FDA Rejects Expanded Indications for Anticoagulant Drug Xarelto (Rivaroxiban)
Agency advisors questioned clinical trial data (February 14)
The FDA has issued complete response letters (CRLs) regarding supplemental new drug applications (sNDAs) for the use of Xarelto (rivaroxaban, Janssen/Bayer HealthCare), an oral anticoagulant, to reduce the risk of secondary cardiovascular events — defined as heart attack, stroke, or death — in patients with acute coronary syndrome (ACS) and to reduce the risk of stent thrombosis in the same population, in combination with standard antiplatelet therapy.
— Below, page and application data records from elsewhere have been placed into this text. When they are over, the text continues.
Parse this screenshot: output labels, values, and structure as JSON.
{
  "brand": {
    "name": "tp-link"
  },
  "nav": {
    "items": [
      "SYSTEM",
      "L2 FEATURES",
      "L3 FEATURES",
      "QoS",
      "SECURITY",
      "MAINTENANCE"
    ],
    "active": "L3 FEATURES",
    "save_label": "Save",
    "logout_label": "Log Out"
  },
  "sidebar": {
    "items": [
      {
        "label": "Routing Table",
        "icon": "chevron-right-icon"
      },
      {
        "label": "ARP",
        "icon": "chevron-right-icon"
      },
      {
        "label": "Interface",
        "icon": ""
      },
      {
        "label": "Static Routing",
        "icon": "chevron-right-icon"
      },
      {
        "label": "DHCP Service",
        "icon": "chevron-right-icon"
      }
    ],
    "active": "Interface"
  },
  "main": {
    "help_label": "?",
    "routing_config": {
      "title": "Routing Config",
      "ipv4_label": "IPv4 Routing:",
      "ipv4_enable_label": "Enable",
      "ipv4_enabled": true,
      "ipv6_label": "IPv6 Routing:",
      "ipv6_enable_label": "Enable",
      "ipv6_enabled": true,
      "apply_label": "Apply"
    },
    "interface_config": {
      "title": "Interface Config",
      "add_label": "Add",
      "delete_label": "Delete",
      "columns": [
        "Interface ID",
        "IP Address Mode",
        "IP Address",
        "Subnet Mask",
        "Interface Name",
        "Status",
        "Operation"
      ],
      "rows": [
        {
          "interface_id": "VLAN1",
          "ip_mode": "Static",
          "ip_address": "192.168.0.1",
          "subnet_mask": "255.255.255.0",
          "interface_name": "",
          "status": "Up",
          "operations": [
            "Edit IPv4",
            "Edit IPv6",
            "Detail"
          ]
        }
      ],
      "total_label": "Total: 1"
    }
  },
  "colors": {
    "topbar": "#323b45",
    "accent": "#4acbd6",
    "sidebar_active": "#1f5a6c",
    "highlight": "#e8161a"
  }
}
Both sNDAs were based on results from the 15,526-patient pivotal phase III ATLAS ACS 2 TIMI 51 (Anti-Xa Therapy to Lower cardiovascular events in Addition to aspirin with/without thienopyridine therapy in Subjects with Acute Coronary Syndrome) trial of rivaroxaban, which was published in the New England Journal of Medicine in November 2011.
An FDA advisory panel concluded in January that clinical data from a single pivotal trial were not strong enough to justify approval to market Xarelto to prevent further heart problems, especially since some data were missing.
Rivaroxaban works by blocking a blood-clotting factor (Factor Xa). The drug is currently approved for six indications:
- To reduce the risk of strokes and blood clots in patients with atrial fibrillation not caused by a heart valve problem
- To treat patients with deep vein thrombosis (DVT)
- To treat patients with pulmonary embolism (PE)
- To reduce the risk of recurrence of DVT or PE following an initial 6-month treatment for acute venous thromboembolism
- To reduce the risk of blood clots in the legs and lungs of patients who have just had knee-replacement surgery
- To reduce the risk of blood clots in the legs and lungs of patients who have just had hip-replacement surgery